**** Data ****

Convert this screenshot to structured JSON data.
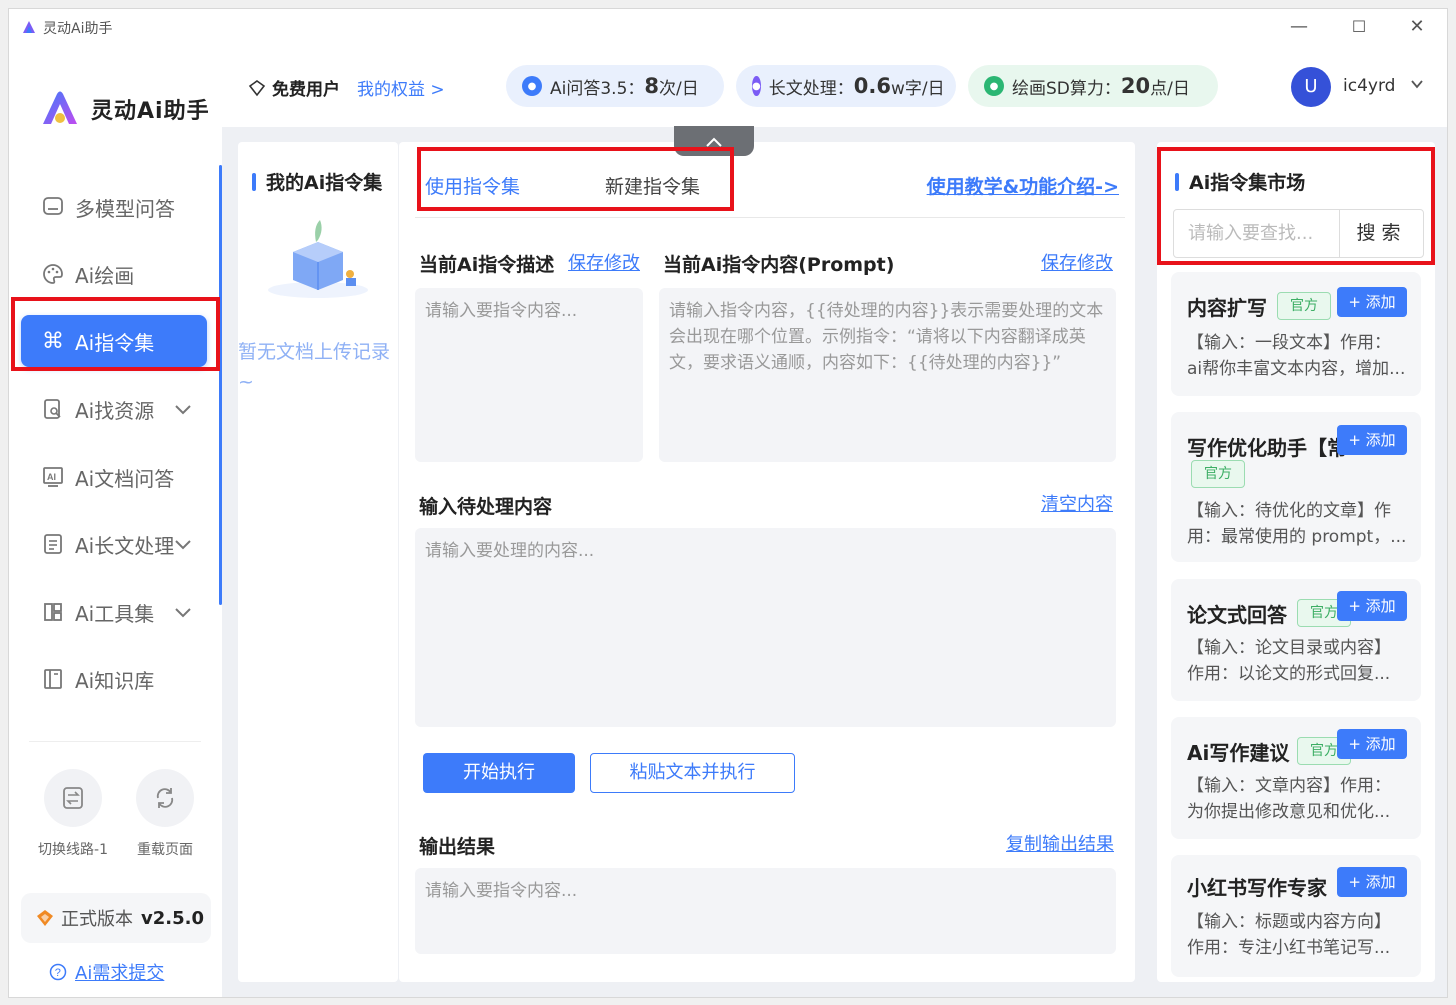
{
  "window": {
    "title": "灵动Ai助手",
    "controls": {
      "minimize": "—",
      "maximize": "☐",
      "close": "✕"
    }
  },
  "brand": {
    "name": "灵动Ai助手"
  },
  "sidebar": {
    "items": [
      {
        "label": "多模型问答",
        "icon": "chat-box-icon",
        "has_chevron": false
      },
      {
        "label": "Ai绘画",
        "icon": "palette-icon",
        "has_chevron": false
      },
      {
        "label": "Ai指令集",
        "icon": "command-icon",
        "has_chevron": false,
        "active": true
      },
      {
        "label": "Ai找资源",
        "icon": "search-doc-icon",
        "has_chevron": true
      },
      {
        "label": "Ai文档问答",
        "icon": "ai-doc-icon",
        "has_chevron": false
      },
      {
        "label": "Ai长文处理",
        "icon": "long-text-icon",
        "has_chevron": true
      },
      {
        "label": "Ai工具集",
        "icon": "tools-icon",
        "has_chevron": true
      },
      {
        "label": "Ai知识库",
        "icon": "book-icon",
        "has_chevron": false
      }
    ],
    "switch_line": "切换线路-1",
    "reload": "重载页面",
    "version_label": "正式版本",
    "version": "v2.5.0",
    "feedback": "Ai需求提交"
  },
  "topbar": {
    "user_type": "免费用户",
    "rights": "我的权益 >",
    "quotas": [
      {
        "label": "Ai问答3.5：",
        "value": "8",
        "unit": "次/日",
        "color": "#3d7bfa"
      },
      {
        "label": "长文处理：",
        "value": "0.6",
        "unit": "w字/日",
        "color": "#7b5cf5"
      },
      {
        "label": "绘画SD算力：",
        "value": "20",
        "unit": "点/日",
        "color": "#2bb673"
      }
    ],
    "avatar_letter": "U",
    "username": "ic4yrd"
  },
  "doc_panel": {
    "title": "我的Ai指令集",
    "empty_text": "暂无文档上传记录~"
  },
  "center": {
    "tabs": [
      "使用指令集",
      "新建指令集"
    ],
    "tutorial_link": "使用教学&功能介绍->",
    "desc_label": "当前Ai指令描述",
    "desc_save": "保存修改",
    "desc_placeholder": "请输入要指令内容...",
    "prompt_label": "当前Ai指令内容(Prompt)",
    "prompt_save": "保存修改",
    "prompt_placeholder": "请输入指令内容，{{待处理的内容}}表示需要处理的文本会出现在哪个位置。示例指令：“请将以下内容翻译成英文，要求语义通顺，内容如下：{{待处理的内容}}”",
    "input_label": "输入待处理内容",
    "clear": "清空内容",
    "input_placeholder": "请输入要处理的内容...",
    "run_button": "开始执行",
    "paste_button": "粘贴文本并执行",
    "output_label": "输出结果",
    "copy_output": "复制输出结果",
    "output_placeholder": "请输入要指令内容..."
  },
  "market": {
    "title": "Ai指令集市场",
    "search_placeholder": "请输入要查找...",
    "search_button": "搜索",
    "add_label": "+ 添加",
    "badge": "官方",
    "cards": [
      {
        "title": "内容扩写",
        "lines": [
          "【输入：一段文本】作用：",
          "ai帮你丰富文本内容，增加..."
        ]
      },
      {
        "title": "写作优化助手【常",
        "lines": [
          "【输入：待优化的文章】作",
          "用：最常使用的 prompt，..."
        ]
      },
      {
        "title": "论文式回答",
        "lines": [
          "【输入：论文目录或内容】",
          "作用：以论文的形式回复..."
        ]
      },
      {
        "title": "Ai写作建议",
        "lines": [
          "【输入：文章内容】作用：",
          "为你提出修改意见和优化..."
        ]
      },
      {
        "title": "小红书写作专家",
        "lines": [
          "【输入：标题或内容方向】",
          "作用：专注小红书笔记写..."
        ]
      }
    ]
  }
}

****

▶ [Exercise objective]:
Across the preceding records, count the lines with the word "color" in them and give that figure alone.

▶ [Response]:
3